We all learned a valuable lesson on Saturday about the power of these fish when Ross Stotesbury on CRACKER JACK lost two fingers on his left hand while leadering a marlin. Apparently, the fish headed under the boat, and I can only assume he took the wrong wrap while trying to keep it out of the running gear. Roddy and others who have experience with the bigger blacks and blues have warned me before to not underestimate the power of these relatively small marlin, and hopefully it’s a lesson we’ll al remember. Guess it’s time to order that snooter …

Attention volleyball fans – Rachel and EY knocked off Misty and Kerri this weekend in Boulder. That means the two teams have split the last 6 events, setting up a real rivalry, and giving us all a reason to watch. Like their being hotties wasn’t enough to get our attention …

I heard of at least one swordfish being weighed in at Avalon and another hooked and lost. In a twist on the normal scheme of things, a swordfish boat hooked a marlin and handed it off to a sportfisher!

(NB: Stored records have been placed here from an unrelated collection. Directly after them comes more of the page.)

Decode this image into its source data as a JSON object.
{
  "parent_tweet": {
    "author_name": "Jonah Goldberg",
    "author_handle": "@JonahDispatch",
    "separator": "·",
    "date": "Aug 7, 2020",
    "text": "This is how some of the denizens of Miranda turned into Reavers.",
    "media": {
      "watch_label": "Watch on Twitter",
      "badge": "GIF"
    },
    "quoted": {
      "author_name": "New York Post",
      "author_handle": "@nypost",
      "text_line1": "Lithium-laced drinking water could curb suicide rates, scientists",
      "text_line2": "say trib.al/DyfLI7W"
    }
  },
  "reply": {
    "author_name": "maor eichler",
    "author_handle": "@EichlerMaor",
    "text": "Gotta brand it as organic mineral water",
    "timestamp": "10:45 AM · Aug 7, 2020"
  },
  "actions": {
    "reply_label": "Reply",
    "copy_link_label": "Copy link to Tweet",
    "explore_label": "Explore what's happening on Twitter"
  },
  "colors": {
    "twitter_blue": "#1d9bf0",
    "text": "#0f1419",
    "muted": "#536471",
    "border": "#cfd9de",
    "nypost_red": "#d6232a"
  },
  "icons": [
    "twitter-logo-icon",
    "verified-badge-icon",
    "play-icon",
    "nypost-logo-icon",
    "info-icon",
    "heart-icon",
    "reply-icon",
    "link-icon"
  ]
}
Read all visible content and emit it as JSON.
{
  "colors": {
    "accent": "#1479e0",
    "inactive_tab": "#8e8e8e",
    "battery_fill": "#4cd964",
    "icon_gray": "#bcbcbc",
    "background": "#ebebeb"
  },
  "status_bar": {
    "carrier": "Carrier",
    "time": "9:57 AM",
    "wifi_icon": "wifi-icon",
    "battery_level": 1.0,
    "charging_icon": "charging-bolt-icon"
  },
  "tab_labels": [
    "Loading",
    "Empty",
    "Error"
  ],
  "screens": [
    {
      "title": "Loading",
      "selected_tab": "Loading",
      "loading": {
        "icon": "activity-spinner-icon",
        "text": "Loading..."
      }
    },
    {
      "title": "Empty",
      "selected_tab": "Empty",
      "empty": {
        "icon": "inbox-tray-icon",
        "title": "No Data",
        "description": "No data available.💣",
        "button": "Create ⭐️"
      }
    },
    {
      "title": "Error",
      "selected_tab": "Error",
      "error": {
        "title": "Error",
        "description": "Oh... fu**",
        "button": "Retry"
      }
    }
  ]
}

Americans are survivors. With all the tragedy in the Gulf Coast, it’s good to see there’s at least one guy whit his priorities set – wading through chest-deep water, he’s towing a door on which sets his two prize possessions – his ol’ lady and his beers …

The Churchmouse is the first major tourney of the year and is a favorite due to its lack of some of the slick polish of the other money events. For a while, it was looking like another thing it would lack was fish, but the weekend action changed that. Eighty-seven boats headed out of Avalon for two days of fishing, and on Monday the action seemed to be split between the ridges of the 181 and 182, and the 152 and 277. Day One saw a total of 18 fish released for 27 hookups, with several boats having released two including defending champion EGGCESSIVE. Today, most of the action was closer to Catalina as the boats pounded the ridge from the East End to the 277 pretty hard. By the 4pm lines out call 30 fish had been released with over 40 hooked. You never know until the banquet, but I believe DONNA C (skippered by MNAC member Kenny Knight) is the winner with 3 releases.

I’m happy to say that the hot fishing wasn’t limited to the tourney boats, as our own HOOKER released a pair yesterday near the 152, and Chris Badsey reported releasing two jigfish today. Unfortunately, while once again provided great pictures (including the one above), he neglected to tell me where he was.

Sorry if this report lacks the creative flair you’ve come to love, but I spent 6 hours in meetings with software vendors today and have another 8 hours lined up tomorrow. That’ll beat the enthusiasm right out of you. I’m off to bed – hopefully to dream of marlin!

Comments are closed.